In a recent landmark decision, the U.S. Supreme Court declared Section 3 of the Defense of Marriage Act (DOMA) (which had denied federal benefits to legally married same sex couples) to be unconstitutional. United States v. Windsor, 570 U.S. ___ (2013).
For bankruptcy purposes, this decision means that legally married same sex couples can now file a joint bankruptcy petition. But what happens if you are a same sex couple that is not legally married? Read on to learn more about whether unmarried same sex couples can file a joint bankruptcy petition and what happens to their joint property and debts in bankruptcy.
For more information on other bankruptcy filing considerations, visit our topic area on Bankruptcy: Should I File?
Unmarried Same Sex Couples Are Not Allowed to File a Joint Bankruptcy
Because the U.S. Supreme Court has struck down Section 3 of DOMA, legally married same sex couples can now enjoy the same federal benefits afforded to other married couples such as the right to file a joint bankruptcy petition. Unfortunately, these benefits extend only to same sex couples that are legally married. Unmarried same sex couples are not allowed to file for bankruptcy jointly.
(To learn more about the DOMA case and its impact on bankruptcy, see Same-Sex Married Couples & Bankruptcy: Can You File a Joint Petition?)
If you are not legally married but have a significant amount of joint property or debts with your partner, your individual bankruptcy can still affect your partner. Below, we discuss what can happen to your joint property and assets if your partner files for bankruptcy.
What Happens to Your Joint Property in Bankruptcy?
Even if you are not legally married to your partner, your bankruptcy can affect your joint property and debts. In certain states, if you are registered as domestic partners, the law may even treat your joint property the same as marital property. This means that how your joint property will be treated in bankruptcy will depend on:
- whether you live in a common law or community property state, and
- whether you are registered as domestic partners.
To learn more about the differences in marital property ownership rules (which can apply to registered domestic partners in some states) in common law and community property law states, see Marriage & Property Ownership: Who Owns What?
Common Law Property States
In common law property states, if you file for bankruptcy without your partner, only your individual interest in your joint property becomes property of your bankruptcy estate.
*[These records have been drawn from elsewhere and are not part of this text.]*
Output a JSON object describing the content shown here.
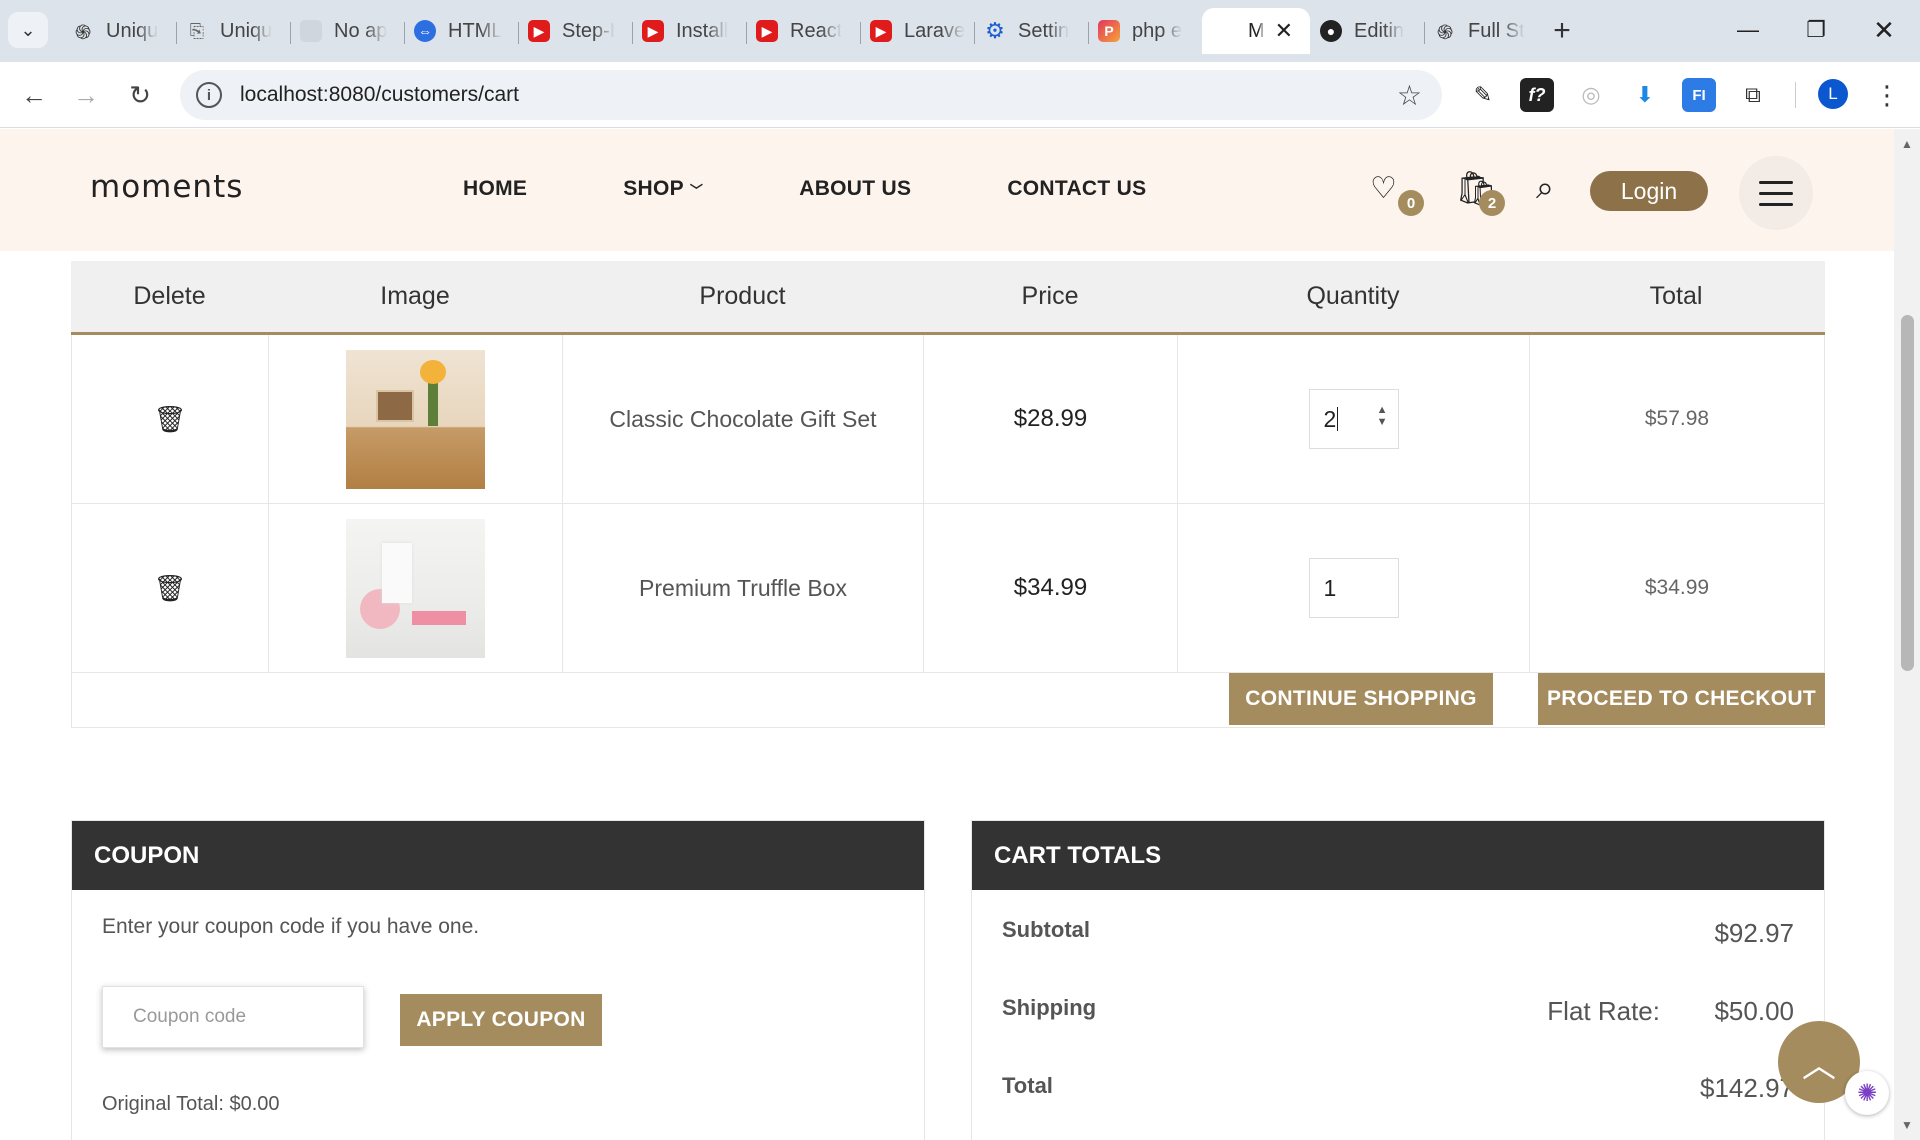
{
  "browser": {
    "tabs": [
      {
        "label": "Uniqu",
        "icon": "openai-icon"
      },
      {
        "label": "Uniqu",
        "icon": "doc-icon"
      },
      {
        "label": "No ap",
        "icon": "blank-icon"
      },
      {
        "label": "HTML",
        "icon": "globe-icon"
      },
      {
        "label": "Step-I",
        "icon": "youtube-icon"
      },
      {
        "label": "Install",
        "icon": "youtube-icon"
      },
      {
        "label": "React",
        "icon": "youtube-icon"
      },
      {
        "label": "Larave",
        "icon": "youtube-icon"
      },
      {
        "label": "Settin",
        "icon": "gear-icon"
      },
      {
        "label": "php e",
        "icon": "phpstorm-icon"
      },
      {
        "label": "M",
        "icon": "blank-icon",
        "active": true
      },
      {
        "label": "Editin",
        "icon": "github-icon"
      },
      {
        "label": "Full St",
        "icon": "openai-icon"
      }
    ],
    "url": "localhost:8080/customers/cart",
    "profile_initial": "L"
  },
  "header": {
    "logo": "moments",
    "menu": [
      "HOME",
      "SHOP",
      "ABOUT US",
      "CONTACT US"
    ],
    "wishlist_count": "0",
    "cart_count": "2",
    "login_label": "Login"
  },
  "cart": {
    "columns": [
      "Delete",
      "Image",
      "Product",
      "Price",
      "Quantity",
      "Total"
    ],
    "rows": [
      {
        "product": "Classic Chocolate Gift Set",
        "price": "$28.99",
        "quantity": "2",
        "total": "$57.98"
      },
      {
        "product": "Premium Truffle Box",
        "price": "$34.99",
        "quantity": "1",
        "total": "$34.99"
      }
    ],
    "continue_label": "CONTINUE SHOPPING",
    "checkout_label": "PROCEED TO CHECKOUT"
  },
  "coupon": {
    "title": "COUPON",
    "text": "Enter your coupon code if you have one.",
    "placeholder": "Coupon code",
    "apply_label": "APPLY COUPON",
    "original_total": "Original Total: $0.00"
  },
  "totals": {
    "title": "CART TOTALS",
    "subtotal_label": "Subtotal",
    "subtotal_value": "$92.97",
    "shipping_label": "Shipping",
    "shipping_method": "Flat Rate:",
    "shipping_value": "$50.00",
    "total_label": "Total",
    "total_value": "$142.97"
  },
  "colors": {
    "accent": "#a58c5e",
    "login": "#8c7149",
    "header_bg": "#fdf4ee",
    "panel_head": "#333333"
  }
}
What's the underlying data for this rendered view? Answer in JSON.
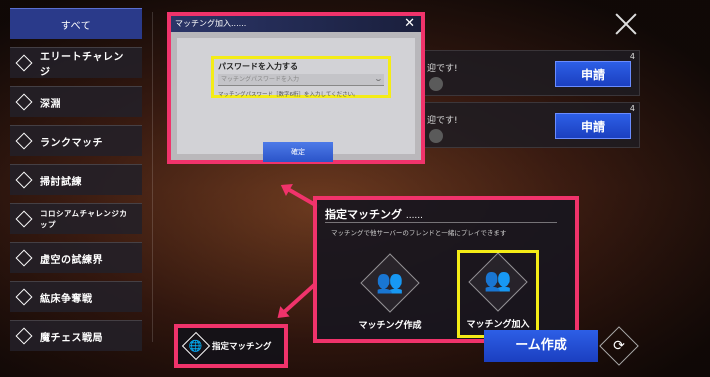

Your nonfiling partner’s portion is not part of your bankruptcy.
But keep in mind that in Chapter 7 bankruptcy, the appointed bankruptcy trustee can sell your nonexempt assets to repay your creditors. If you can’t exempt the value of your interest in a jointly owned piece of property, the trustee may be able to sell the entire asset. In general, to sell the entire jointly owned asset (including your partner’s share), the trustee must show that:
- it is not possible or practical to divide the property
- selling the entire asset free of your partner’s share would result in significantly higher proceeds than selling your share alone, and
- the benefit to the bankruptcy estate of selling the entire asset outweighs the detriment to your partner.
If the court allows the trustee to sell the entire jointly owned property, the trustee must still pay your partner the value of his or her interest in the property from the proceeds of the sale.
For more information how to protect your property in bankruptcy, see our Bankruptcy Exemptions topic area.
Community Property States
In community property states, all property acquired by either spouse during a marriage is owned equally by both spouses regardless of who is on title or who purchased the asset. In certain states, registered domestic partners are also subject to the same community property rules. In bankruptcy, all community property is considered property of the estate that may be administered by the court.
This means that if you are registered as domestic partners (even if you are not legally married) and your state treats the property you acquire during your partnership as community property, your partner’s interest in your community property will also be fair game in bankruptcy. Because the interaction between community property, domestic partnerships, and bankruptcy can be complex, consider talking to a knowledgeable bankruptcy attorney prior to filing your case.
What About Your Joint Debts?
If you file for bankruptcy individually, your discharge typically only eliminates your personal liability for joint debts included in your bankruptcy. This means that your partner will remain on the hook for your joint debts after your bankruptcy is closed.
But you still have options if you want to protect your partner from your joint creditors. In Chapter 7 bankruptcy, you can reaffirm the joint debt or simply continue to pay it after you receive your discharge. If you file for Chapter 13 bankruptcy, you can pay off the joint debt through your repayment plan while your partner is protected under the Chapter 13 codebtor stay.
To learn more about how to protect your codebtors in bankruptcy and the Chapter 13 codebtor stay, see Will Your Cosigner Be Liable for Debt if You File for Bankruptcy?
Community Property Discharge
If you are registered as domestic partners and the community property rules discussed above apply in your bankruptcy case, your discharge prohibits any joint creditors included in your bankruptcy from going after your community property (including your partner’s share) acquired after your case is closed. This essentially means that your domestic partner also receives the benefit of your discharge (this is commonly referred to as a phantom or community property discharge).